■ **Task to carry out**:
Every record must be repeated exactly; omit any pictures they contain.
═══ Supplied data
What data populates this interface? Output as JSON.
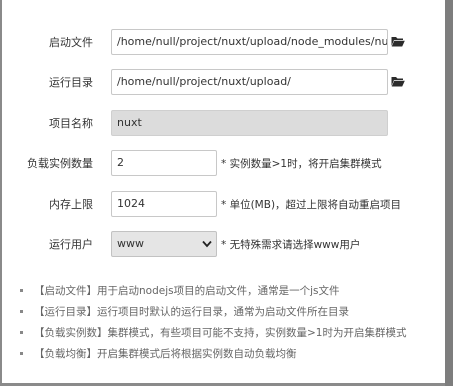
{
  "form": {
    "startup_file": {
      "label": "启动文件",
      "value": "/home/null/project/nuxt/upload/node_modules/nuxt/bin/nu"
    },
    "run_dir": {
      "label": "运行目录",
      "value": "/home/null/project/nuxt/upload/"
    },
    "project_name": {
      "label": "项目名称",
      "value": "nuxt"
    },
    "instances": {
      "label": "负载实例数量",
      "value": "2",
      "hint": "* 实例数量>1时，将开启集群模式"
    },
    "memory_limit": {
      "label": "内存上限",
      "value": "1024",
      "hint": "* 单位(MB)，超过上限将自动重启项目"
    },
    "run_user": {
      "label": "运行用户",
      "value": "www",
      "hint": "* 无特殊需求请选择www用户"
    }
  },
  "notes": [
    "【启动文件】用于启动nodejs项目的启动文件，通常是一个js文件",
    "【运行目录】运行项目时默认的运行目录，通常为启动文件所在目录",
    "【负载实例数】集群模式，有些项目可能不支持，实例数量>1时为开启集群模式",
    "【负载均衡】开启集群模式后将根据实例数自动负载均衡"
  ],
  "icons": {
    "folder": "folder-open-icon",
    "select_arrow": "chevron-down-icon"
  },
  "colors": {
    "folder_icon": "#2b2b2b",
    "readonly_bg": "#dcdcdc",
    "backdrop": "#8a8a8a"
  }
}
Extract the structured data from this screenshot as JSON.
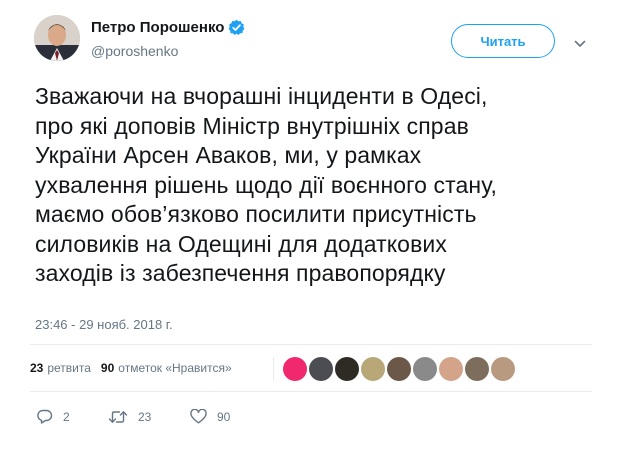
{
  "author": {
    "display_name": "Петро Порошенко",
    "handle": "@poroshenko",
    "verified": true,
    "avatar_icon": "profile-photo"
  },
  "follow_button": {
    "label": "Читать"
  },
  "menu_icon": "chevron-down-icon",
  "tweet": {
    "text": "Зважаючи на вчорашні інциденти в Одесі,\nпро які доповів Міністр внутрішніх справ\nУкраїни Арсен Аваков, ми, у рамках\nухвалення рішень щодо дії воєнного стану,\nмаємо обов’язково посилити присутність\nсиловиків на Одещині для додаткових\nзаходів із забезпечення правопорядку",
    "timestamp": "23:46 - 29 нояб. 2018 г."
  },
  "stats": {
    "retweets_count": "23",
    "retweets_label": "ретвита",
    "likes_count": "90",
    "likes_label": "отметок «Нравится»"
  },
  "likers": [
    "#f0286e",
    "#4b4d52",
    "#2e2b24",
    "#b8a878",
    "#6b5848",
    "#8a8a8a",
    "#d4a48a",
    "#7d6d5d",
    "#b89a80"
  ],
  "actions": {
    "reply_count": "2",
    "retweet_count": "23",
    "like_count": "90"
  },
  "colors": {
    "accent": "#1da1f2",
    "muted": "#657786",
    "text": "#14171a"
  }
}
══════
■ **Output of the exercise**:
What data populates this interface? Output as JSON.
{
  "form": {
    "startup_file": {
      "label": "启动文件",
      "value": "/home/null/project/nuxt/upload/node_modules/nuxt/bin/nu"
    },
    "run_dir": {
      "label": "运行目录",
      "value": "/home/null/project/nuxt/upload/"
    },
    "project_name": {
      "label": "项目名称",
      "value": "nuxt"
    },
    "instances": {
      "label": "负载实例数量",
      "value": "2",
      "hint": "* 实例数量>1时，将开启集群模式"
    },
    "memory_limit": {
      "label": "内存上限",
      "value": "1024",
      "hint": "* 单位(MB)，超过上限将自动重启项目"
    },
    "run_user": {
      "label": "运行用户",
      "value": "www",
      "hint": "* 无特殊需求请选择www用户"
    }
  },
  "notes": [
    "【启动文件】用于启动nodejs项目的启动文件，通常是一个js文件",
    "【运行目录】运行项目时默认的运行目录，通常为启动文件所在目录",
    "【负载实例数】集群模式，有些项目可能不支持，实例数量>1时为开启集群模式",
    "【负载均衡】开启集群模式后将根据实例数自动负载均衡"
  ],
  "icons": {
    "folder": "folder-open-icon",
    "select_arrow": "chevron-down-icon"
  },
  "colors": {
    "folder_icon": "#2b2b2b",
    "readonly_bg": "#dcdcdc",
    "backdrop": "#8a8a8a"
  }
}
Extract the structured data from this screenshot as JSON.
{
  "author": {
    "display_name": "Петро Порошенко",
    "handle": "@poroshenko",
    "verified": true,
    "avatar_icon": "profile-photo"
  },
  "follow_button": {
    "label": "Читать"
  },
  "menu_icon": "chevron-down-icon",
  "tweet": {
    "text": "Зважаючи на вчорашні інциденти в Одесі,\nпро які доповів Міністр внутрішніх справ\nУкраїни Арсен Аваков, ми, у рамках\nухвалення рішень щодо дії воєнного стану,\nмаємо обов’язково посилити присутність\nсиловиків на Одещині для додаткових\nзаходів із забезпечення правопорядку",
    "timestamp": "23:46 - 29 нояб. 2018 г."
  },
  "stats": {
    "retweets_count": "23",
    "retweets_label": "ретвита",
    "likes_count": "90",
    "likes_label": "отметок «Нравится»"
  },
  "likers": [
    "#f0286e",
    "#4b4d52",
    "#2e2b24",
    "#b8a878",
    "#6b5848",
    "#8a8a8a",
    "#d4a48a",
    "#7d6d5d",
    "#b89a80"
  ],
  "actions": {
    "reply_count": "2",
    "retweet_count": "23",
    "like_count": "90"
  },
  "colors": {
    "accent": "#1da1f2",
    "muted": "#657786",
    "text": "#14171a"
  }
}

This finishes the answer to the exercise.